▶ [What to work on]: Restate each entry word for word, leaving nothing out.

Page and application data records:
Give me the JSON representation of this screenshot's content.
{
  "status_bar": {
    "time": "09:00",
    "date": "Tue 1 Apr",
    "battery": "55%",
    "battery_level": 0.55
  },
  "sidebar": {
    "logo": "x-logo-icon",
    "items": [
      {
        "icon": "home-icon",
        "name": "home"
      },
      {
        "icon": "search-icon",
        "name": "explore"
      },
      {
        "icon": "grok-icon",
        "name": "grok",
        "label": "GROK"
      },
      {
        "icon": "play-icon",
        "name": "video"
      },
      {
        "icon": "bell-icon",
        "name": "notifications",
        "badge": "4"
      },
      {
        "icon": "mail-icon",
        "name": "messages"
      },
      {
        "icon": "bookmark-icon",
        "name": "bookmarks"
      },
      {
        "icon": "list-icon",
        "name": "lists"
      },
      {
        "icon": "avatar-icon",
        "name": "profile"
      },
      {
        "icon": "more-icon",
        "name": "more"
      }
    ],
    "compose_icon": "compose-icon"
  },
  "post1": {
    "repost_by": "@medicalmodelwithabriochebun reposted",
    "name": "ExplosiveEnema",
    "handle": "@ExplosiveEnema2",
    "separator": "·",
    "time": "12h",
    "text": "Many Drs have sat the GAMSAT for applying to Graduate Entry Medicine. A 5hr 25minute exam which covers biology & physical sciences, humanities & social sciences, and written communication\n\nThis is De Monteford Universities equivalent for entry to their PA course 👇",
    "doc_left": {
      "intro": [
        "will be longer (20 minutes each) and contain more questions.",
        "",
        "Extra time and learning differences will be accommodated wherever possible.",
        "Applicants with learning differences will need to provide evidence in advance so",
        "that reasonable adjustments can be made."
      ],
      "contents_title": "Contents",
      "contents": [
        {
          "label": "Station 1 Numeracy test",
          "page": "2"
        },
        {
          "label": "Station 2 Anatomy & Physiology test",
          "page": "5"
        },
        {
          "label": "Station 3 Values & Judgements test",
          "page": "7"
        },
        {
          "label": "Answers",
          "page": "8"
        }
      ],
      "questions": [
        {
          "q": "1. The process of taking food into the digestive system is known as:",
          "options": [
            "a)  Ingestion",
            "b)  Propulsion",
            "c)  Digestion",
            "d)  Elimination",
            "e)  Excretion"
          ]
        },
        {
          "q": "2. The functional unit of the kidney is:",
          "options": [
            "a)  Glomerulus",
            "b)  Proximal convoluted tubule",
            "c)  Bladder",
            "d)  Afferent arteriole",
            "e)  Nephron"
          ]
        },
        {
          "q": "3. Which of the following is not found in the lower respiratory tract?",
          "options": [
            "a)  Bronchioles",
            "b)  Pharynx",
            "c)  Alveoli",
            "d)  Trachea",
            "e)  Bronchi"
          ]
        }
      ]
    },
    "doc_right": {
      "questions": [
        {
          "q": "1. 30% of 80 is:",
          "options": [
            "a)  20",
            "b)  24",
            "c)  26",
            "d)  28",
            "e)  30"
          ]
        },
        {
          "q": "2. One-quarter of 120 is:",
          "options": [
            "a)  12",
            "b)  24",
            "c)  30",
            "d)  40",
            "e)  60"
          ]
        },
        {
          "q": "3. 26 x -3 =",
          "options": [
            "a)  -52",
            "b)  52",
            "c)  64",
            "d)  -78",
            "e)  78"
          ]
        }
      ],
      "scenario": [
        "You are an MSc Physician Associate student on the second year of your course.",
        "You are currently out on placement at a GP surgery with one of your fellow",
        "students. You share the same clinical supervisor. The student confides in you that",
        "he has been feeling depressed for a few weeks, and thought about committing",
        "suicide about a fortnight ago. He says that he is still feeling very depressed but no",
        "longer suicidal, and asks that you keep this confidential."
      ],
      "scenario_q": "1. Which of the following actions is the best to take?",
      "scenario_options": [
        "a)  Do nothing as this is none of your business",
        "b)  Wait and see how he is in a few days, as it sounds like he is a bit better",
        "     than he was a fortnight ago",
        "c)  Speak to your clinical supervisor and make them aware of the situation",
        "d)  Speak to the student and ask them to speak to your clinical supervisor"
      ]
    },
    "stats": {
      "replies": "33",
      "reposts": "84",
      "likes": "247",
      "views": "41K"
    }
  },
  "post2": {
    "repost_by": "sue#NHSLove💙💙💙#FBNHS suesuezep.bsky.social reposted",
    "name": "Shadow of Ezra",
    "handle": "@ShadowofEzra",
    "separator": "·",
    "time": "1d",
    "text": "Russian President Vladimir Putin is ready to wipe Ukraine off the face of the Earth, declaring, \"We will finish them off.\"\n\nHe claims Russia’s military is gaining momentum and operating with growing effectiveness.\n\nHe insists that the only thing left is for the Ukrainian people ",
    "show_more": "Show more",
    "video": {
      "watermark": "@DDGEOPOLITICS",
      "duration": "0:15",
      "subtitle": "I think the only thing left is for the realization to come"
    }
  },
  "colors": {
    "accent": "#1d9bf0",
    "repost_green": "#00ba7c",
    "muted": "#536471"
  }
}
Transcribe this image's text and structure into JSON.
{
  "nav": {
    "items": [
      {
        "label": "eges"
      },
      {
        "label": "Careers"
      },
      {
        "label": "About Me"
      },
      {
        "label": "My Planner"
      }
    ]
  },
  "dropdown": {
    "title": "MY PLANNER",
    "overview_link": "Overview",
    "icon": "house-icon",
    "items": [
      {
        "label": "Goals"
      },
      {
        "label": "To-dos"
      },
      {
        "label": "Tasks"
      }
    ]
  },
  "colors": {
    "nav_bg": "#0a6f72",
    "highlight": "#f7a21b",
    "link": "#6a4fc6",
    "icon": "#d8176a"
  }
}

▶ [Answer to the exercise]:
Give me the JSON representation of this screenshot's content.
{
  "status_bar": {
    "time": "09:00",
    "date": "Tue 1 Apr",
    "battery": "55%",
    "battery_level": 0.55
  },
  "sidebar": {
    "logo": "x-logo-icon",
    "items": [
      {
        "icon": "home-icon",
        "name": "home"
      },
      {
        "icon": "search-icon",
        "name": "explore"
      },
      {
        "icon": "grok-icon",
        "name": "grok",
        "label": "GROK"
      },
      {
        "icon": "play-icon",
        "name": "video"
      },
      {
        "icon": "bell-icon",
        "name": "notifications",
        "badge": "4"
      },
      {
        "icon": "mail-icon",
        "name": "messages"
      },
      {
        "icon": "bookmark-icon",
        "name": "bookmarks"
      },
      {
        "icon": "list-icon",
        "name": "lists"
      },
      {
        "icon": "avatar-icon",
        "name": "profile"
      },
      {
        "icon": "more-icon",
        "name": "more"
      }
    ],
    "compose_icon": "compose-icon"
  },
  "post1": {
    "repost_by": "@medicalmodelwithabriochebun reposted",
    "name": "ExplosiveEnema",
    "handle": "@ExplosiveEnema2",
    "separator": "·",
    "time": "12h",
    "text": "Many Drs have sat the GAMSAT for applying to Graduate Entry Medicine. A 5hr 25minute exam which covers biology & physical sciences, humanities & social sciences, and written communication\n\nThis is De Monteford Universities equivalent for entry to their PA course 👇",
    "doc_left": {
      "intro": [
        "will be longer (20 minutes each) and contain more questions.",
        "",
        "Extra time and learning differences will be accommodated wherever possible.",
        "Applicants with learning differences will need to provide evidence in advance so",
        "that reasonable adjustments can be made."
      ],
      "contents_title": "Contents",
      "contents": [
        {
          "label": "Station 1 Numeracy test",
          "page": "2"
        },
        {
          "label": "Station 2 Anatomy & Physiology test",
          "page": "5"
        },
        {
          "label": "Station 3 Values & Judgements test",
          "page": "7"
        },
        {
          "label": "Answers",
          "page": "8"
        }
      ],
      "questions": [
        {
          "q": "1. The process of taking food into the digestive system is known as:",
          "options": [
            "a)  Ingestion",
            "b)  Propulsion",
            "c)  Digestion",
            "d)  Elimination",
            "e)  Excretion"
          ]
        },
        {
          "q": "2. The functional unit of the kidney is:",
          "options": [
            "a)  Glomerulus",
            "b)  Proximal convoluted tubule",
            "c)  Bladder",
            "d)  Afferent arteriole",
            "e)  Nephron"
          ]
        },
        {
          "q": "3. Which of the following is not found in the lower respiratory tract?",
          "options": [
            "a)  Bronchioles",
            "b)  Pharynx",
            "c)  Alveoli",
            "d)  Trachea",
            "e)  Bronchi"
          ]
        }
      ]
    },
    "doc_right": {
      "questions": [
        {
          "q": "1. 30% of 80 is:",
          "options": [
            "a)  20",
            "b)  24",
            "c)  26",
            "d)  28",
            "e)  30"
          ]
        },
        {
          "q": "2. One-quarter of 120 is:",
          "options": [
            "a)  12",
            "b)  24",
            "c)  30",
            "d)  40",
            "e)  60"
          ]
        },
        {
          "q": "3. 26 x -3 =",
          "options": [
            "a)  -52",
            "b)  52",
            "c)  64",
            "d)  -78",
            "e)  78"
          ]
        }
      ],
      "scenario": [
        "You are an MSc Physician Associate student on the second year of your course.",
        "You are currently out on placement at a GP surgery with one of your fellow",
        "students. You share the same clinical supervisor. The student confides in you that",
        "he has been feeling depressed for a few weeks, and thought about committing",
        "suicide about a fortnight ago. He says that he is still feeling very depressed but no",
        "longer suicidal, and asks that you keep this confidential."
      ],
      "scenario_q": "1. Which of the following actions is the best to take?",
      "scenario_options": [
        "a)  Do nothing as this is none of your business",
        "b)  Wait and see how he is in a few days, as it sounds like he is a bit better",
        "     than he was a fortnight ago",
        "c)  Speak to your clinical supervisor and make them aware of the situation",
        "d)  Speak to the student and ask them to speak to your clinical supervisor"
      ]
    },
    "stats": {
      "replies": "33",
      "reposts": "84",
      "likes": "247",
      "views": "41K"
    }
  },
  "post2": {
    "repost_by": "sue#NHSLove💙💙💙#FBNHS suesuezep.bsky.social reposted",
    "name": "Shadow of Ezra",
    "handle": "@ShadowofEzra",
    "separator": "·",
    "time": "1d",
    "text": "Russian President Vladimir Putin is ready to wipe Ukraine off the face of the Earth, declaring, \"We will finish them off.\"\n\nHe claims Russia’s military is gaining momentum and operating with growing effectiveness.\n\nHe insists that the only thing left is for the Ukrainian people ",
    "show_more": "Show more",
    "video": {
      "watermark": "@DDGEOPOLITICS",
      "duration": "0:15",
      "subtitle": "I think the only thing left is for the realization to come"
    }
  },
  "colors": {
    "accent": "#1d9bf0",
    "repost_green": "#00ba7c",
    "muted": "#536471"
  }
}
Transcribe this image's text and structure into JSON.
{
  "nav": {
    "items": [
      {
        "label": "eges"
      },
      {
        "label": "Careers"
      },
      {
        "label": "About Me"
      },
      {
        "label": "My Planner"
      }
    ]
  },
  "dropdown": {
    "title": "MY PLANNER",
    "overview_link": "Overview",
    "icon": "house-icon",
    "items": [
      {
        "label": "Goals"
      },
      {
        "label": "To-dos"
      },
      {
        "label": "Tasks"
      }
    ]
  },
  "colors": {
    "nav_bg": "#0a6f72",
    "highlight": "#f7a21b",
    "link": "#6a4fc6",
    "icon": "#d8176a"
  }
}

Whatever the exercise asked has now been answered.